Oh, she’s testing me.  The episode on Tuesday with the sheep and the buck (who is now living in quarters separate from the does and that’s where he’ll stay) shook her confidence.

If I ever get another puppy, never, ever again will I put it on stock any younger than a year old.  I’ll do agility and nothing else.  It’s hard: you see a six month old puppy that shows a lot of promise.  Fern showed a lot of promise, she still shows a lot of promise.  As a puppy, she seemed tough and strong and wanted to work stock so much that she’d keep on working through the pressure of training.

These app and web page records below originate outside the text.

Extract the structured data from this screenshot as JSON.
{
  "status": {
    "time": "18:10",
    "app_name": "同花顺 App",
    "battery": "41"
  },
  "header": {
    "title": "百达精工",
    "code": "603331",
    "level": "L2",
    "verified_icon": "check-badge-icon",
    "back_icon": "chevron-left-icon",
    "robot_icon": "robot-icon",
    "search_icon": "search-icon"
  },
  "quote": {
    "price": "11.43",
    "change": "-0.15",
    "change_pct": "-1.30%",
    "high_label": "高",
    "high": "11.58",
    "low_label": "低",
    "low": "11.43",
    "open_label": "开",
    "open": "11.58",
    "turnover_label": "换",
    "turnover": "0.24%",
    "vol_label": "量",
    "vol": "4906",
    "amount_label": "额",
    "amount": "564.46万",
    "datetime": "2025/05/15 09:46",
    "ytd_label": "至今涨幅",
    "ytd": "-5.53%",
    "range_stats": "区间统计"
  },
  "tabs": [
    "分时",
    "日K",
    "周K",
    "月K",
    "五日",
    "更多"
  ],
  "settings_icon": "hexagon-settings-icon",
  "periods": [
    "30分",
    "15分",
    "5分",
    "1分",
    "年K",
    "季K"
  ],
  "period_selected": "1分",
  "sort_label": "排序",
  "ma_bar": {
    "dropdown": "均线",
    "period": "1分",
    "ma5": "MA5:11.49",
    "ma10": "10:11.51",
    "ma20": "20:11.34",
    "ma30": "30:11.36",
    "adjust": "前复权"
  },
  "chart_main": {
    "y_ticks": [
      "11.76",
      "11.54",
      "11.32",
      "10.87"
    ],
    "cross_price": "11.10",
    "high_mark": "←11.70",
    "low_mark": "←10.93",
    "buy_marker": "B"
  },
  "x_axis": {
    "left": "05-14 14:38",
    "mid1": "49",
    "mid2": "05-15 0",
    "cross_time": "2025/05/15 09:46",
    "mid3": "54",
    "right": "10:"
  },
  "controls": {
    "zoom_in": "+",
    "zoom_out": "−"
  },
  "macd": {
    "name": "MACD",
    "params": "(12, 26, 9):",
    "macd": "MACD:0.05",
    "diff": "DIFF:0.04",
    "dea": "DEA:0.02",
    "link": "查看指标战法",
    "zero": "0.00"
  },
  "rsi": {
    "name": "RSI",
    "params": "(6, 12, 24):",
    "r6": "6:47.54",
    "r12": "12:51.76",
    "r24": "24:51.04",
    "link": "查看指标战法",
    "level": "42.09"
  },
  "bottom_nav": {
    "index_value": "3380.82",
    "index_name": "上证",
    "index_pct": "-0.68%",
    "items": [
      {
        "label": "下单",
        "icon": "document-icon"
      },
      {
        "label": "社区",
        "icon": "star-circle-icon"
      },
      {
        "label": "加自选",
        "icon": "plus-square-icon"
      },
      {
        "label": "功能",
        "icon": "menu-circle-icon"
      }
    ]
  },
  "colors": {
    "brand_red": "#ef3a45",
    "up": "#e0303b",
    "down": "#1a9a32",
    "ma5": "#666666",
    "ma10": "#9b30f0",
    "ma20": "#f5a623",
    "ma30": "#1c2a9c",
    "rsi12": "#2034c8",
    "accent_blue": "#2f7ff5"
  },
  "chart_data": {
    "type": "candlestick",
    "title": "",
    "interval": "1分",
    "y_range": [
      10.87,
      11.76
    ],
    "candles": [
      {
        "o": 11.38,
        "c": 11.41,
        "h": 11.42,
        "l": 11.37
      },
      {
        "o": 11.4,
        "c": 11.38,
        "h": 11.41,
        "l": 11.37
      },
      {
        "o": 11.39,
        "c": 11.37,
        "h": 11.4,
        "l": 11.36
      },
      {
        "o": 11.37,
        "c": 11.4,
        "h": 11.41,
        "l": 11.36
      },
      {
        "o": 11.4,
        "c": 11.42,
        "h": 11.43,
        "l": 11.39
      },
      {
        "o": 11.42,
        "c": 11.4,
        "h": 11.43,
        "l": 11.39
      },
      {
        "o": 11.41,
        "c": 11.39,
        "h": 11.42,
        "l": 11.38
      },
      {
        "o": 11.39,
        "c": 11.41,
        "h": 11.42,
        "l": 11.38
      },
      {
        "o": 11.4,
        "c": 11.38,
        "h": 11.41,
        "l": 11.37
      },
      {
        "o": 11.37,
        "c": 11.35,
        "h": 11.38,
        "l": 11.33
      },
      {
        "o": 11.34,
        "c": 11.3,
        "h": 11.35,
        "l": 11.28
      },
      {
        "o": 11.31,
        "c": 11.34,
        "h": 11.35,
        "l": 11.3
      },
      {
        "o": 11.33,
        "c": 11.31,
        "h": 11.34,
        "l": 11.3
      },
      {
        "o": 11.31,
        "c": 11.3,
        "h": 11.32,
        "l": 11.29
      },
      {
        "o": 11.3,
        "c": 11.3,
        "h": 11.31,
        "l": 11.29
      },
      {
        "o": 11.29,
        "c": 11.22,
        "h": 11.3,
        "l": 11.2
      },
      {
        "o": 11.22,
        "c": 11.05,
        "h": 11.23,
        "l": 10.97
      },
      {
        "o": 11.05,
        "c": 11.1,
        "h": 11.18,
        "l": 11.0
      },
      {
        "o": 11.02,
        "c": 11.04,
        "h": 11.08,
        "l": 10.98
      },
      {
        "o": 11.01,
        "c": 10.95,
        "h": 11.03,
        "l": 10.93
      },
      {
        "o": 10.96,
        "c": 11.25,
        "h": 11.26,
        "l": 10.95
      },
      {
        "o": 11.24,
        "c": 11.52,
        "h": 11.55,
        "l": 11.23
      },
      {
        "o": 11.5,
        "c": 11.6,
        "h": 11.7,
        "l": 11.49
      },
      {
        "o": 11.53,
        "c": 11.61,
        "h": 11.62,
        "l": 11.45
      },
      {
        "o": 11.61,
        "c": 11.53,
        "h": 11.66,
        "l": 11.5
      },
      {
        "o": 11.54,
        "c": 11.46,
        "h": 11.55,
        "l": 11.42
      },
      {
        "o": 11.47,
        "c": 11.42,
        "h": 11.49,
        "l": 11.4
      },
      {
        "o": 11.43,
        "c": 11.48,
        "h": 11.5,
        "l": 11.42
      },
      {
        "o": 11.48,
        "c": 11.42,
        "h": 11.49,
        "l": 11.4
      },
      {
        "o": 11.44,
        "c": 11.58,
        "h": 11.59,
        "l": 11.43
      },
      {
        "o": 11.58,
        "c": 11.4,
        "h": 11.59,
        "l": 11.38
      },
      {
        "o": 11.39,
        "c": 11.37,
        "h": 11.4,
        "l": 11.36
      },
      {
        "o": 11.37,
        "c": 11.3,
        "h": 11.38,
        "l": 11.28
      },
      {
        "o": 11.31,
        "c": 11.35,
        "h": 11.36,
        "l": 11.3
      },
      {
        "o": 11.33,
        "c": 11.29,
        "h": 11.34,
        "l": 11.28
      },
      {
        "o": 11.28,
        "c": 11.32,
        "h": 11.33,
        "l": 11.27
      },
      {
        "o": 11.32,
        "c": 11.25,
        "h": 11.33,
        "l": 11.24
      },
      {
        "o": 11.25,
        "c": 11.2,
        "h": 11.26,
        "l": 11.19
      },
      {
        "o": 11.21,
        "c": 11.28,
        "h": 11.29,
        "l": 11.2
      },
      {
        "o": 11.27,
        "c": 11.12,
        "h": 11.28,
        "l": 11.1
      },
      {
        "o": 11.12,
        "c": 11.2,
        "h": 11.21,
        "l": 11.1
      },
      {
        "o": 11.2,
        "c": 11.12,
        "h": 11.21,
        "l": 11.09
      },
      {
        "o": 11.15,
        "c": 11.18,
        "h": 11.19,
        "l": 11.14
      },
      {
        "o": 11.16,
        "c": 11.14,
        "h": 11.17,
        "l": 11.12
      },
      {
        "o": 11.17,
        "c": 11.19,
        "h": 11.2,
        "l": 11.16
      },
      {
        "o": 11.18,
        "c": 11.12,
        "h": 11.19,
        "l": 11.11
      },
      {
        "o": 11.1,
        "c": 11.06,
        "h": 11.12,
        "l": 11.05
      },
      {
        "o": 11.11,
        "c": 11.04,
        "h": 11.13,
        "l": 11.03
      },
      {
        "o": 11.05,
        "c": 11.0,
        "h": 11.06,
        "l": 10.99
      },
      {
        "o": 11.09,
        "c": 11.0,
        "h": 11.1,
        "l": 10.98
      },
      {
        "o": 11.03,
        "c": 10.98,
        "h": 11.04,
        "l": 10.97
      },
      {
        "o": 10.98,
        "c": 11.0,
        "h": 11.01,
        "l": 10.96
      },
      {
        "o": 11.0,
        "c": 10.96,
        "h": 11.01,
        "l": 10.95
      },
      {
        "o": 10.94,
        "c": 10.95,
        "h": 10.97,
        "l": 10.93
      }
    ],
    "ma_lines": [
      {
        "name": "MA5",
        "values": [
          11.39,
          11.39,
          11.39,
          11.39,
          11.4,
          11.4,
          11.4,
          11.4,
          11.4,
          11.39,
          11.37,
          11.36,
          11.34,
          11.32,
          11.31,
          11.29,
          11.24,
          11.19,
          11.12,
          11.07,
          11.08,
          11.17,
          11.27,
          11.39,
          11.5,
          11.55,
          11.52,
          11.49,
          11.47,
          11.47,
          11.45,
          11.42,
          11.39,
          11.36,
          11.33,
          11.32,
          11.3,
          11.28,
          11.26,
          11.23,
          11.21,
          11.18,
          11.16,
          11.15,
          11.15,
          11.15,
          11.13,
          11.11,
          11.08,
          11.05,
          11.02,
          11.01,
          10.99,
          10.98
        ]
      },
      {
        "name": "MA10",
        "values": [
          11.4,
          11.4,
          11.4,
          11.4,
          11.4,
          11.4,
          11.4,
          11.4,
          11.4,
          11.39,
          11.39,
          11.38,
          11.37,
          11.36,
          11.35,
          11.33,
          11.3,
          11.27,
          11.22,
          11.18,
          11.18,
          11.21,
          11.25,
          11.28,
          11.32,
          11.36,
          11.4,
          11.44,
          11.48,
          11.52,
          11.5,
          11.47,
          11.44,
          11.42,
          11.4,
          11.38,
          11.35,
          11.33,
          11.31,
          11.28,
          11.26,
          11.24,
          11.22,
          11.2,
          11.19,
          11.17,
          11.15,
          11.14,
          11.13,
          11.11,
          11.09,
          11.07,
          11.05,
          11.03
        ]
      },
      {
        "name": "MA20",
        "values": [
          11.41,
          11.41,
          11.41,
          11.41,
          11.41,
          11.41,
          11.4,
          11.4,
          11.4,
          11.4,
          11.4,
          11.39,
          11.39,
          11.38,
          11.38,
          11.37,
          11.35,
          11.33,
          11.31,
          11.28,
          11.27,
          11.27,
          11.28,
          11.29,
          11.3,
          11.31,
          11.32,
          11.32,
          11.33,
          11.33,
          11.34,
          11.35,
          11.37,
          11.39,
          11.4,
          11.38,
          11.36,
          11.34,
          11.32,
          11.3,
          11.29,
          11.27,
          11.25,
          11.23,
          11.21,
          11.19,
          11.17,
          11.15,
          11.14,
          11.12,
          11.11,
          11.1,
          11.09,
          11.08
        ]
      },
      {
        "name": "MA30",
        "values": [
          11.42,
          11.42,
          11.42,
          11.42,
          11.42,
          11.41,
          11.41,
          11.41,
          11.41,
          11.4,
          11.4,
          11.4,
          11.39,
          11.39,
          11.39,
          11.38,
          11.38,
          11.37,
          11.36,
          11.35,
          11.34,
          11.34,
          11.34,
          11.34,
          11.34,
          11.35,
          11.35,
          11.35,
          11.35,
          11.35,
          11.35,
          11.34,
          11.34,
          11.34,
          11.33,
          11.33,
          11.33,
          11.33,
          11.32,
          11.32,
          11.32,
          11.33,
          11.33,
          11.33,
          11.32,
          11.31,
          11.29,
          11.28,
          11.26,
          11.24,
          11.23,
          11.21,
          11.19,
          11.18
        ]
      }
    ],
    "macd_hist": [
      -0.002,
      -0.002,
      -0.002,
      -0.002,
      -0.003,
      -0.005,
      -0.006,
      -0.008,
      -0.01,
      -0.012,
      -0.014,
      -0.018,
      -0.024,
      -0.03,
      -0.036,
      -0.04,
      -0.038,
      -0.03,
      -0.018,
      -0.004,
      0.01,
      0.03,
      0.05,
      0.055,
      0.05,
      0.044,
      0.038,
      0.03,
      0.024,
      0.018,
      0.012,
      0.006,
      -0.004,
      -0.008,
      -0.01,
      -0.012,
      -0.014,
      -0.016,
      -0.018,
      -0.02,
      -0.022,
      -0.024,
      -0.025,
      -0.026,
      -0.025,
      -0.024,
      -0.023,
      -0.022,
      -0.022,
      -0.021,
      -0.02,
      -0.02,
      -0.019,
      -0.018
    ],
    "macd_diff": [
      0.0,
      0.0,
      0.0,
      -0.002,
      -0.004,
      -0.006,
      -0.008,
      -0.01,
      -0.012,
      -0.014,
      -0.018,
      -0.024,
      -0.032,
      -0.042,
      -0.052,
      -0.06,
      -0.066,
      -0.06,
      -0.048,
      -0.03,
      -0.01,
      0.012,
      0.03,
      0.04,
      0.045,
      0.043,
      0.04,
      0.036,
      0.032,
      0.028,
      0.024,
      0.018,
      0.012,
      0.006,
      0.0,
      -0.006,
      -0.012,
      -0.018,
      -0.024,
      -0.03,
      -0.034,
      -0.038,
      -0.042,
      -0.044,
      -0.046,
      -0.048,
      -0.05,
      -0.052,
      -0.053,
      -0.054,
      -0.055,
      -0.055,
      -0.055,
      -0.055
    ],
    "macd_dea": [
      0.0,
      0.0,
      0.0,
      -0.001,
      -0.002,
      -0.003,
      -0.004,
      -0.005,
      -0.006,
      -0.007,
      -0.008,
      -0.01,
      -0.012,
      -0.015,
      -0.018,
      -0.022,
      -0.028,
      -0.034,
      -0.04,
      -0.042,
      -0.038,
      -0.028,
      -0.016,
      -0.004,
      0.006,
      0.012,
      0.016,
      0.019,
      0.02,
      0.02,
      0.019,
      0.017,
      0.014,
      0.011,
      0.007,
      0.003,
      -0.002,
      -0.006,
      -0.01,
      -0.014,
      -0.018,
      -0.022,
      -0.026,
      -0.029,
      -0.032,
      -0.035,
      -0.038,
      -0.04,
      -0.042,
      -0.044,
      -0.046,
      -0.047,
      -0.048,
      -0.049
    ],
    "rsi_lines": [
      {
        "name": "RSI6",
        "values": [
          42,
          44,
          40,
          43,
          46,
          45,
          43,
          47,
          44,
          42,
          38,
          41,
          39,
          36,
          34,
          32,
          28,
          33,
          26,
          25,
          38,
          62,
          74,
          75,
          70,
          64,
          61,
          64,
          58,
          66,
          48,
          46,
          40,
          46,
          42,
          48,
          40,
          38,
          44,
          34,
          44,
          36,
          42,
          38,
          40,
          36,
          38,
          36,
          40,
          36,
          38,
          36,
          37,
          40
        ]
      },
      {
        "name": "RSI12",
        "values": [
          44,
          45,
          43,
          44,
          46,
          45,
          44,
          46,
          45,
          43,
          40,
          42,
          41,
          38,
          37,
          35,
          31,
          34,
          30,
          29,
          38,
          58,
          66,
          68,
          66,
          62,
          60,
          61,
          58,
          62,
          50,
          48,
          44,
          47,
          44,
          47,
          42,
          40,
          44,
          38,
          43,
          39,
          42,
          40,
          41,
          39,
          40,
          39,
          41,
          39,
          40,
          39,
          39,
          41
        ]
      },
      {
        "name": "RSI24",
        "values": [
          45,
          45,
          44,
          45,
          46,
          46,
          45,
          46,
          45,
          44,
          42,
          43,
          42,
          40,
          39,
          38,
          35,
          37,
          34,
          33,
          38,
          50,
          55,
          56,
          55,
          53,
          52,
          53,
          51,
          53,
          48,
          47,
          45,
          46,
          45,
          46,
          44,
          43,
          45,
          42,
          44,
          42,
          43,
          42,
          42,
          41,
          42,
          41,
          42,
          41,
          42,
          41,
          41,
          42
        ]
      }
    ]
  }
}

I didn’t really start Gel on stock until he was a year and a half and even then, I put so much pressure on him that he quit.  A lot.  I almost sold him many, many times.  It’s a damned good thing that I didn’t.  Keep in mind, that Gel was sold as a herding reject because as a less-than-seven-month-old puppy, he didn’t show enough interest in stock to satisfy the woman that sold him.  This is the same dog that is almost completely self-trained and will be running in Open in his next trial.  Self-trained by a moron I might add.

Fern doesn’t show any lack of interest in stock, but she’s very, very sensitive to pressure.  I had been thinking about entering her in Pro-Novice at the trial in January, but Hell no!  I’m backing way, way off her and building her confidence back up.  I am still very, very bad at reading stock and in tuning Gel up to trial, I’ve been working my sheep in small groups.  They tricky, tricky beasts.  Gel can handle them, Fern can handle them if I let her, but if I try to force her to do something that she doesn’t think is right, she gets upset and yes, she’ll quit.  That in and of itself would make many people move her on down the road and I seriously considered it yesterday.

Fern isn’t going any where.  Hell, I’ll keep on training her, being patient and when it comes time to trial her, she’ll move up that much more quicker.  Gel ran in Pro-Novice maybe two or three times, Ranch once or twice.  I see no sense in keeping him in Pro-Novice or Ranch for a season or longer for the trial experience.  Gel works the same no matter where he is, he’s an honest, natural dog and won’t make a mess on the trial field.  Why not run him in Open?  Fern will be the same way as long as I am patient.  She’ll teach me patience which is exactly what Split needs, although she’s not as sensitive as Fern, but I could easily make her so.

Wally and I discussed the dogs quite a while last night.  Managing Border Collies is a lot of work.  The more time they have on their own, the more things they find to do that please them.  You might think that isn’t a problem, but if they are allowed to do lots of things that please them and then ask them to do something that they may not want to do, well, why should they do it?  They all have their own arsenal of things-to-do.  Gel drops sticks at your feet begging you to throw it; or he’ll flirt with female dogs; or he’ll suck up to anyone who lets him.  Fern hunts cats, not to hurt them, she hunts them.  She’s obsessed by them.  She’s obsessed by Gel and if Gel is retrieving, she’s hot on his heels biting him in the ass.  She’ll also work the poultry on her own if she’s given the chance.  Split will work poultry in a heart beat.  She can’t be outside loose with poultry around.  She’s obsessed with Fern like Fern is Gel.  Of course, eventually I get upset with them for doing all of these things and correct them for it.  Sometimes I get angry, which isn’t a good thing.

So, we’ll make it a point to better manage all of these obsessions.  I’ve already decided that while they are at the Christmas Tree Farm, they will not be allowed to run loose.  They’ll be tied to the ATV when they are not working.

These dogs have a good life.  They live in the house, they get plenty of exercise and work.  I don’t feel bad about these restrictions.  I think it will be better for all of us.

Until later …